**Exercise directions**: Without pictures, retype the following entries exactly.

☆ ☆ ☆ ☆ ☆

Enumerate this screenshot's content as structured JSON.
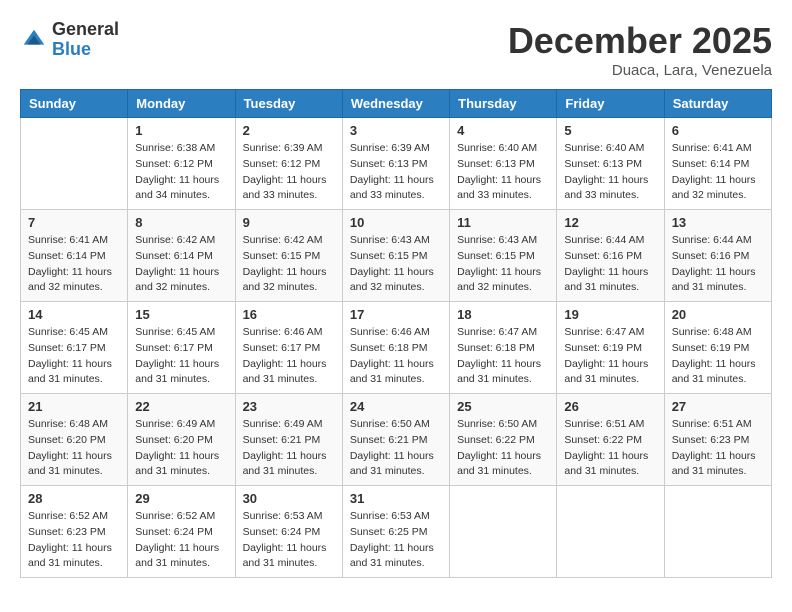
{
  "logo": {
    "general": "General",
    "blue": "Blue"
  },
  "title": "December 2025",
  "location": "Duaca, Lara, Venezuela",
  "weekdays": [
    "Sunday",
    "Monday",
    "Tuesday",
    "Wednesday",
    "Thursday",
    "Friday",
    "Saturday"
  ],
  "weeks": [
    [
      {
        "day": "",
        "info": ""
      },
      {
        "day": "1",
        "info": "Sunrise: 6:38 AM\nSunset: 6:12 PM\nDaylight: 11 hours\nand 34 minutes."
      },
      {
        "day": "2",
        "info": "Sunrise: 6:39 AM\nSunset: 6:12 PM\nDaylight: 11 hours\nand 33 minutes."
      },
      {
        "day": "3",
        "info": "Sunrise: 6:39 AM\nSunset: 6:13 PM\nDaylight: 11 hours\nand 33 minutes."
      },
      {
        "day": "4",
        "info": "Sunrise: 6:40 AM\nSunset: 6:13 PM\nDaylight: 11 hours\nand 33 minutes."
      },
      {
        "day": "5",
        "info": "Sunrise: 6:40 AM\nSunset: 6:13 PM\nDaylight: 11 hours\nand 33 minutes."
      },
      {
        "day": "6",
        "info": "Sunrise: 6:41 AM\nSunset: 6:14 PM\nDaylight: 11 hours\nand 32 minutes."
      }
    ],
    [
      {
        "day": "7",
        "info": "Sunrise: 6:41 AM\nSunset: 6:14 PM\nDaylight: 11 hours\nand 32 minutes."
      },
      {
        "day": "8",
        "info": "Sunrise: 6:42 AM\nSunset: 6:14 PM\nDaylight: 11 hours\nand 32 minutes."
      },
      {
        "day": "9",
        "info": "Sunrise: 6:42 AM\nSunset: 6:15 PM\nDaylight: 11 hours\nand 32 minutes."
      },
      {
        "day": "10",
        "info": "Sunrise: 6:43 AM\nSunset: 6:15 PM\nDaylight: 11 hours\nand 32 minutes."
      },
      {
        "day": "11",
        "info": "Sunrise: 6:43 AM\nSunset: 6:15 PM\nDaylight: 11 hours\nand 32 minutes."
      },
      {
        "day": "12",
        "info": "Sunrise: 6:44 AM\nSunset: 6:16 PM\nDaylight: 11 hours\nand 31 minutes."
      },
      {
        "day": "13",
        "info": "Sunrise: 6:44 AM\nSunset: 6:16 PM\nDaylight: 11 hours\nand 31 minutes."
      }
    ],
    [
      {
        "day": "14",
        "info": "Sunrise: 6:45 AM\nSunset: 6:17 PM\nDaylight: 11 hours\nand 31 minutes."
      },
      {
        "day": "15",
        "info": "Sunrise: 6:45 AM\nSunset: 6:17 PM\nDaylight: 11 hours\nand 31 minutes."
      },
      {
        "day": "16",
        "info": "Sunrise: 6:46 AM\nSunset: 6:17 PM\nDaylight: 11 hours\nand 31 minutes."
      },
      {
        "day": "17",
        "info": "Sunrise: 6:46 AM\nSunset: 6:18 PM\nDaylight: 11 hours\nand 31 minutes."
      },
      {
        "day": "18",
        "info": "Sunrise: 6:47 AM\nSunset: 6:18 PM\nDaylight: 11 hours\nand 31 minutes."
      },
      {
        "day": "19",
        "info": "Sunrise: 6:47 AM\nSunset: 6:19 PM\nDaylight: 11 hours\nand 31 minutes."
      },
      {
        "day": "20",
        "info": "Sunrise: 6:48 AM\nSunset: 6:19 PM\nDaylight: 11 hours\nand 31 minutes."
      }
    ],
    [
      {
        "day": "21",
        "info": "Sunrise: 6:48 AM\nSunset: 6:20 PM\nDaylight: 11 hours\nand 31 minutes."
      },
      {
        "day": "22",
        "info": "Sunrise: 6:49 AM\nSunset: 6:20 PM\nDaylight: 11 hours\nand 31 minutes."
      },
      {
        "day": "23",
        "info": "Sunrise: 6:49 AM\nSunset: 6:21 PM\nDaylight: 11 hours\nand 31 minutes."
      },
      {
        "day": "24",
        "info": "Sunrise: 6:50 AM\nSunset: 6:21 PM\nDaylight: 11 hours\nand 31 minutes."
      },
      {
        "day": "25",
        "info": "Sunrise: 6:50 AM\nSunset: 6:22 PM\nDaylight: 11 hours\nand 31 minutes."
      },
      {
        "day": "26",
        "info": "Sunrise: 6:51 AM\nSunset: 6:22 PM\nDaylight: 11 hours\nand 31 minutes."
      },
      {
        "day": "27",
        "info": "Sunrise: 6:51 AM\nSunset: 6:23 PM\nDaylight: 11 hours\nand 31 minutes."
      }
    ],
    [
      {
        "day": "28",
        "info": "Sunrise: 6:52 AM\nSunset: 6:23 PM\nDaylight: 11 hours\nand 31 minutes."
      },
      {
        "day": "29",
        "info": "Sunrise: 6:52 AM\nSunset: 6:24 PM\nDaylight: 11 hours\nand 31 minutes."
      },
      {
        "day": "30",
        "info": "Sunrise: 6:53 AM\nSunset: 6:24 PM\nDaylight: 11 hours\nand 31 minutes."
      },
      {
        "day": "31",
        "info": "Sunrise: 6:53 AM\nSunset: 6:25 PM\nDaylight: 11 hours\nand 31 minutes."
      },
      {
        "day": "",
        "info": ""
      },
      {
        "day": "",
        "info": ""
      },
      {
        "day": "",
        "info": ""
      }
    ]
  ]
}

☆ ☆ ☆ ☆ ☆

**Written response**:
Enumerate this screenshot's content as structured JSON.
{
  "logo": {
    "general": "General",
    "blue": "Blue"
  },
  "title": "December 2025",
  "location": "Duaca, Lara, Venezuela",
  "weekdays": [
    "Sunday",
    "Monday",
    "Tuesday",
    "Wednesday",
    "Thursday",
    "Friday",
    "Saturday"
  ],
  "weeks": [
    [
      {
        "day": "",
        "info": ""
      },
      {
        "day": "1",
        "info": "Sunrise: 6:38 AM\nSunset: 6:12 PM\nDaylight: 11 hours\nand 34 minutes."
      },
      {
        "day": "2",
        "info": "Sunrise: 6:39 AM\nSunset: 6:12 PM\nDaylight: 11 hours\nand 33 minutes."
      },
      {
        "day": "3",
        "info": "Sunrise: 6:39 AM\nSunset: 6:13 PM\nDaylight: 11 hours\nand 33 minutes."
      },
      {
        "day": "4",
        "info": "Sunrise: 6:40 AM\nSunset: 6:13 PM\nDaylight: 11 hours\nand 33 minutes."
      },
      {
        "day": "5",
        "info": "Sunrise: 6:40 AM\nSunset: 6:13 PM\nDaylight: 11 hours\nand 33 minutes."
      },
      {
        "day": "6",
        "info": "Sunrise: 6:41 AM\nSunset: 6:14 PM\nDaylight: 11 hours\nand 32 minutes."
      }
    ],
    [
      {
        "day": "7",
        "info": "Sunrise: 6:41 AM\nSunset: 6:14 PM\nDaylight: 11 hours\nand 32 minutes."
      },
      {
        "day": "8",
        "info": "Sunrise: 6:42 AM\nSunset: 6:14 PM\nDaylight: 11 hours\nand 32 minutes."
      },
      {
        "day": "9",
        "info": "Sunrise: 6:42 AM\nSunset: 6:15 PM\nDaylight: 11 hours\nand 32 minutes."
      },
      {
        "day": "10",
        "info": "Sunrise: 6:43 AM\nSunset: 6:15 PM\nDaylight: 11 hours\nand 32 minutes."
      },
      {
        "day": "11",
        "info": "Sunrise: 6:43 AM\nSunset: 6:15 PM\nDaylight: 11 hours\nand 32 minutes."
      },
      {
        "day": "12",
        "info": "Sunrise: 6:44 AM\nSunset: 6:16 PM\nDaylight: 11 hours\nand 31 minutes."
      },
      {
        "day": "13",
        "info": "Sunrise: 6:44 AM\nSunset: 6:16 PM\nDaylight: 11 hours\nand 31 minutes."
      }
    ],
    [
      {
        "day": "14",
        "info": "Sunrise: 6:45 AM\nSunset: 6:17 PM\nDaylight: 11 hours\nand 31 minutes."
      },
      {
        "day": "15",
        "info": "Sunrise: 6:45 AM\nSunset: 6:17 PM\nDaylight: 11 hours\nand 31 minutes."
      },
      {
        "day": "16",
        "info": "Sunrise: 6:46 AM\nSunset: 6:17 PM\nDaylight: 11 hours\nand 31 minutes."
      },
      {
        "day": "17",
        "info": "Sunrise: 6:46 AM\nSunset: 6:18 PM\nDaylight: 11 hours\nand 31 minutes."
      },
      {
        "day": "18",
        "info": "Sunrise: 6:47 AM\nSunset: 6:18 PM\nDaylight: 11 hours\nand 31 minutes."
      },
      {
        "day": "19",
        "info": "Sunrise: 6:47 AM\nSunset: 6:19 PM\nDaylight: 11 hours\nand 31 minutes."
      },
      {
        "day": "20",
        "info": "Sunrise: 6:48 AM\nSunset: 6:19 PM\nDaylight: 11 hours\nand 31 minutes."
      }
    ],
    [
      {
        "day": "21",
        "info": "Sunrise: 6:48 AM\nSunset: 6:20 PM\nDaylight: 11 hours\nand 31 minutes."
      },
      {
        "day": "22",
        "info": "Sunrise: 6:49 AM\nSunset: 6:20 PM\nDaylight: 11 hours\nand 31 minutes."
      },
      {
        "day": "23",
        "info": "Sunrise: 6:49 AM\nSunset: 6:21 PM\nDaylight: 11 hours\nand 31 minutes."
      },
      {
        "day": "24",
        "info": "Sunrise: 6:50 AM\nSunset: 6:21 PM\nDaylight: 11 hours\nand 31 minutes."
      },
      {
        "day": "25",
        "info": "Sunrise: 6:50 AM\nSunset: 6:22 PM\nDaylight: 11 hours\nand 31 minutes."
      },
      {
        "day": "26",
        "info": "Sunrise: 6:51 AM\nSunset: 6:22 PM\nDaylight: 11 hours\nand 31 minutes."
      },
      {
        "day": "27",
        "info": "Sunrise: 6:51 AM\nSunset: 6:23 PM\nDaylight: 11 hours\nand 31 minutes."
      }
    ],
    [
      {
        "day": "28",
        "info": "Sunrise: 6:52 AM\nSunset: 6:23 PM\nDaylight: 11 hours\nand 31 minutes."
      },
      {
        "day": "29",
        "info": "Sunrise: 6:52 AM\nSunset: 6:24 PM\nDaylight: 11 hours\nand 31 minutes."
      },
      {
        "day": "30",
        "info": "Sunrise: 6:53 AM\nSunset: 6:24 PM\nDaylight: 11 hours\nand 31 minutes."
      },
      {
        "day": "31",
        "info": "Sunrise: 6:53 AM\nSunset: 6:25 PM\nDaylight: 11 hours\nand 31 minutes."
      },
      {
        "day": "",
        "info": ""
      },
      {
        "day": "",
        "info": ""
      },
      {
        "day": "",
        "info": ""
      }
    ]
  ]
}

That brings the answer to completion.